It happened in 1944, but the story of Sofia Ionescu (born Ogrezeanu) begins on April 25, 1920, the day that marks the birthday of the one who was to open the doors of neurosurgery to women from all around the world. Born to a simple family, Sofia started manifesting a particular interest in sciences and academia at a young age. This inclination towards studies prompted her to move schools in her early teens, and she began studying in Bucharest, where she graduated from high school in 1939. The same year she enrolled in the Faculty of Human Sciences, from which she would graduate six years later. Little did she know that her life and the course of our history would be forever changed in those six years.
Sofia Ionescu and the Gold Team
Much like in the case of Victor Babes, an important Romanian physician and bacteriologist, Sofia was motivated to study medicine due to the loss of one of her dearest friends. Her classmate’s sudden death posed critical and significant questions in her mind regarding the state of medicine in Romania and overall. Facing such intriguing thoughts, she decided to study medicine. This thought transformed Sofia Ionescu into the paramount figure we speak of today, the mother of neurosurgery.
In 1943, Sofia became an intern for the “Gold team” of neurosurgeons in Bucharest, comprised of Prof. Dumitru Bagdasar, the founder of Romanian neurosurgery, Constantin Arseni, and Ionel Ionescu, of whom the latter would become her husband in the following years. Here, her abilities were not only recognized but promptly encouraged.
The decisive moment came in 1944 when amid the Second World War, casualties were many while the medics were few. One day, a young boy in need of urgent medical attention was brought into the hospital. With all of the doctors caught up in other surgeries, it was a matter of life and death. Sofia could not simply let that boy die, losing his young soul due to lack of medical assistance. The neurosurgeon resident was scared to operate on the child and backed out.
That was when Sofia took matters into her hands – literally. With out-of-this-world calm and care, proving herself as a skilled surgeon and knowledgeable doctor, she successfully operated on the young boy, saving his life. Without knowing back then, this marked a turning point not only in that child’s life but in her own life as well. One year later, she obtained her certificate in medicine and surgery.
Desire to save lives
Sofia’s passion for medicine sparked out of a pure desire to save lives. Things were not always easy, as she was advancing in such a notoriously new field to her. Eyebrows were raised, and questions were asked when she would introduce herself as a neurosurgeon. But her contribution was obvious since her palms bore the marks of the trade – calluses and deformed fingers, resulting from years and years of methodical, detailed practice. In 1970, Sofia made history again when she treated the wife of the sheik of Abu Dhabi. The task was extremely sensitive as no men were allowed to enter the Harem of the Sheik, and at that time, only one woman could perform the surgery – Sofia Ionescu.
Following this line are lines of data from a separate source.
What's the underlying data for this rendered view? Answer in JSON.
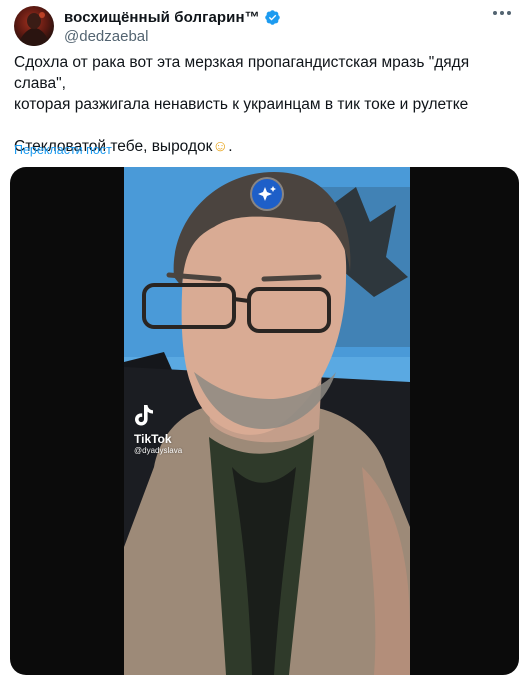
{
  "author": {
    "display_name": "восхищённый болгарин™",
    "handle": "@dedzaebal",
    "verified": true,
    "avatar_icon": "avatar-image"
  },
  "tweet": {
    "line1": "Сдохла от рака вот эта мерзкая пропагандистская мразь \"дядя слава\",",
    "line2": "которая разжигала ненависть к украинцам в тик токе и рулетке",
    "line3": "Стекловатой тебе, выродок",
    "emoji": "☺",
    "line3_end": ".",
    "translate_link": "Перекласти пост"
  },
  "media": {
    "watermark_brand": "TikTok",
    "watermark_user": "@dyadyslava",
    "overlay_icon": "sparkle-icon"
  },
  "colors": {
    "accent": "#1d9bf0",
    "secondary_text": "#536471"
  }
}
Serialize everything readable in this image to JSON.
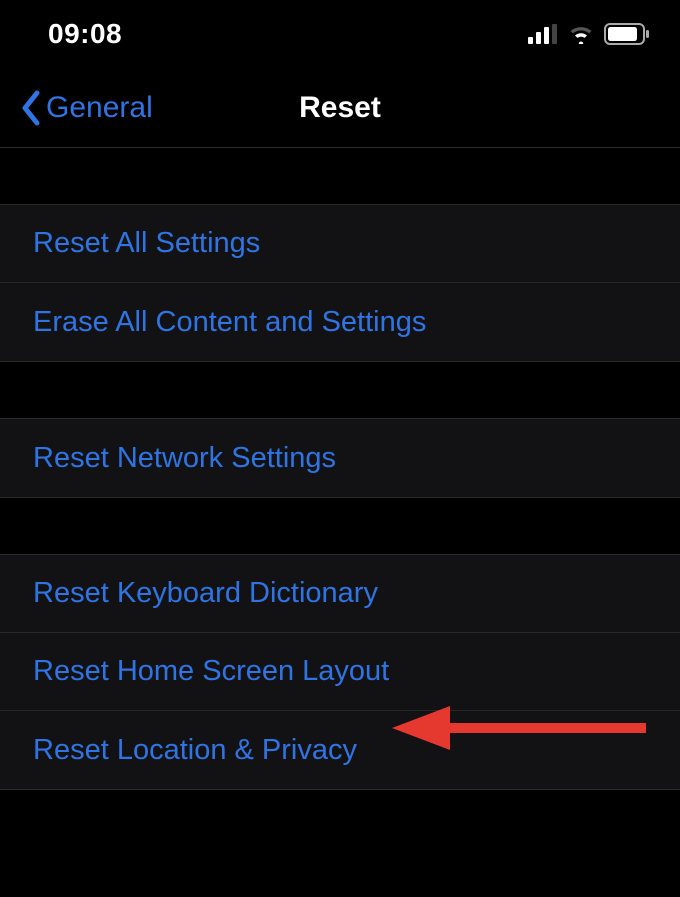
{
  "statusBar": {
    "time": "09:08"
  },
  "nav": {
    "backLabel": "General",
    "title": "Reset"
  },
  "sections": [
    {
      "items": [
        {
          "label": "Reset All Settings",
          "name": "reset-all-settings-item"
        },
        {
          "label": "Erase All Content and Settings",
          "name": "erase-all-content-item"
        }
      ]
    },
    {
      "items": [
        {
          "label": "Reset Network Settings",
          "name": "reset-network-settings-item"
        }
      ]
    },
    {
      "items": [
        {
          "label": "Reset Keyboard Dictionary",
          "name": "reset-keyboard-dictionary-item"
        },
        {
          "label": "Reset Home Screen Layout",
          "name": "reset-home-screen-item"
        },
        {
          "label": "Reset Location & Privacy",
          "name": "reset-location-privacy-item"
        }
      ]
    }
  ]
}
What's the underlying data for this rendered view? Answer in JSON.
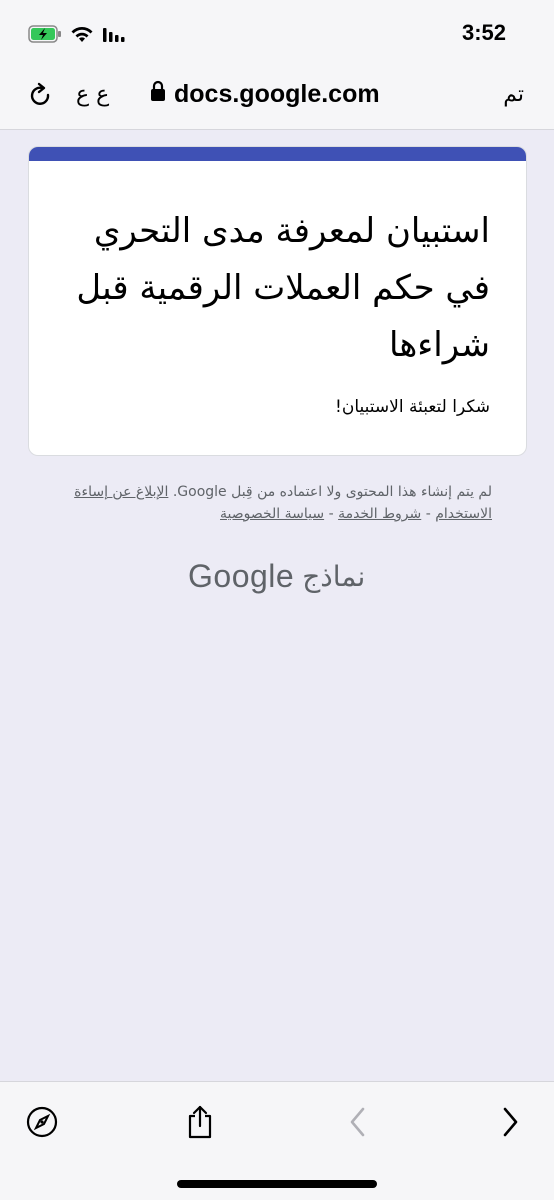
{
  "status_bar": {
    "time": "3:52",
    "icons": [
      "battery-charging-icon",
      "wifi-icon",
      "cellular-signal-icon"
    ]
  },
  "address_bar": {
    "done_label": "تم",
    "url": "docs.google.com",
    "text_size_label": "ع ع",
    "icons": [
      "lock-icon",
      "reload-icon"
    ]
  },
  "form": {
    "accent_color": "#3f51b5",
    "title": "استبيان لمعرفة مدى التحري في حكم العملات الرقمية قبل شراءها",
    "description": "شكرا لتعبئة الاستبيان!"
  },
  "footer": {
    "disclaimer": "لم يتم إنشاء هذا المحتوى ولا اعتماده من قِبل Google.",
    "report_link": "الإبلاغ عن إساءة الاستخدام",
    "terms_link": "شروط الخدمة",
    "privacy_link": "سياسة الخصوصية",
    "separator": "-"
  },
  "branding": {
    "google": "Google",
    "forms": "نماذج"
  },
  "toolbar": {
    "icons": [
      "compass-icon",
      "share-icon",
      "back-icon",
      "forward-icon"
    ]
  }
}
The first female neurosurgeon, Sofia Ionescu, remains a remarkable figure in history for her groundbreaking developments and her determination and skill to excel as a world-renowned doctor. She was showered with multiple prizes and recognitions for her impeccable work, the highest being the Star of Romania, in the rank of knight, which she received at the beginning of March 2008, just days before she passed away.
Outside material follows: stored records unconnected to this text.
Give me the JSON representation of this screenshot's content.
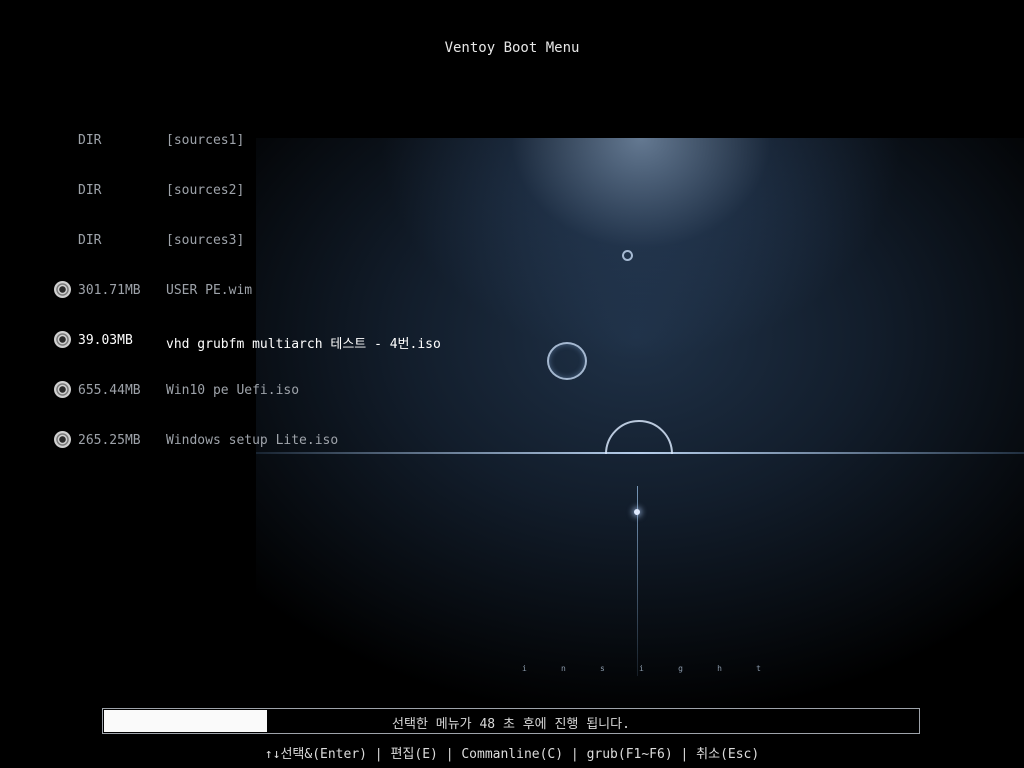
{
  "title": "Ventoy Boot Menu",
  "menu": {
    "selected_index": 4,
    "items": [
      {
        "col1": "DIR",
        "col2": "[sources1]",
        "icon": "none"
      },
      {
        "col1": "DIR",
        "col2": "[sources2]",
        "icon": "none"
      },
      {
        "col1": "DIR",
        "col2": "[sources3]",
        "icon": "none"
      },
      {
        "col1": "301.71MB",
        "col2": "USER PE.wim",
        "icon": "disc-icon"
      },
      {
        "col1": "39.03MB",
        "col2": "vhd grubfm multiarch 테스트 - 4번.iso",
        "icon": "disc-icon"
      },
      {
        "col1": "655.44MB",
        "col2": "Win10 pe Uefi.iso",
        "icon": "disc-icon"
      },
      {
        "col1": "265.25MB",
        "col2": "Windows setup Lite.iso",
        "icon": "disc-icon"
      }
    ]
  },
  "background_text": [
    "i",
    "n",
    "s",
    "i",
    "g",
    "h",
    "t"
  ],
  "timeout": {
    "text": "선택한 메뉴가 48 초 후에 진행 됩니다.",
    "progress_fraction": 0.2
  },
  "hint": "↑↓선택&(Enter) | 편집(E) | Commanline(C) | grub(F1~F6) | 취소(Esc)",
  "colors": {
    "background": "#000000",
    "text": "#9ea3aa",
    "selected_text": "#ffffff",
    "progress_fill": "#fafafa"
  }
}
*Editor’s note: There is some debate as to whether Dr. Ionescu was the first female neurosurgeon in the world, with some awarding that title to English neurosurgeon Dr. Diana Beck, who began her career in the same period.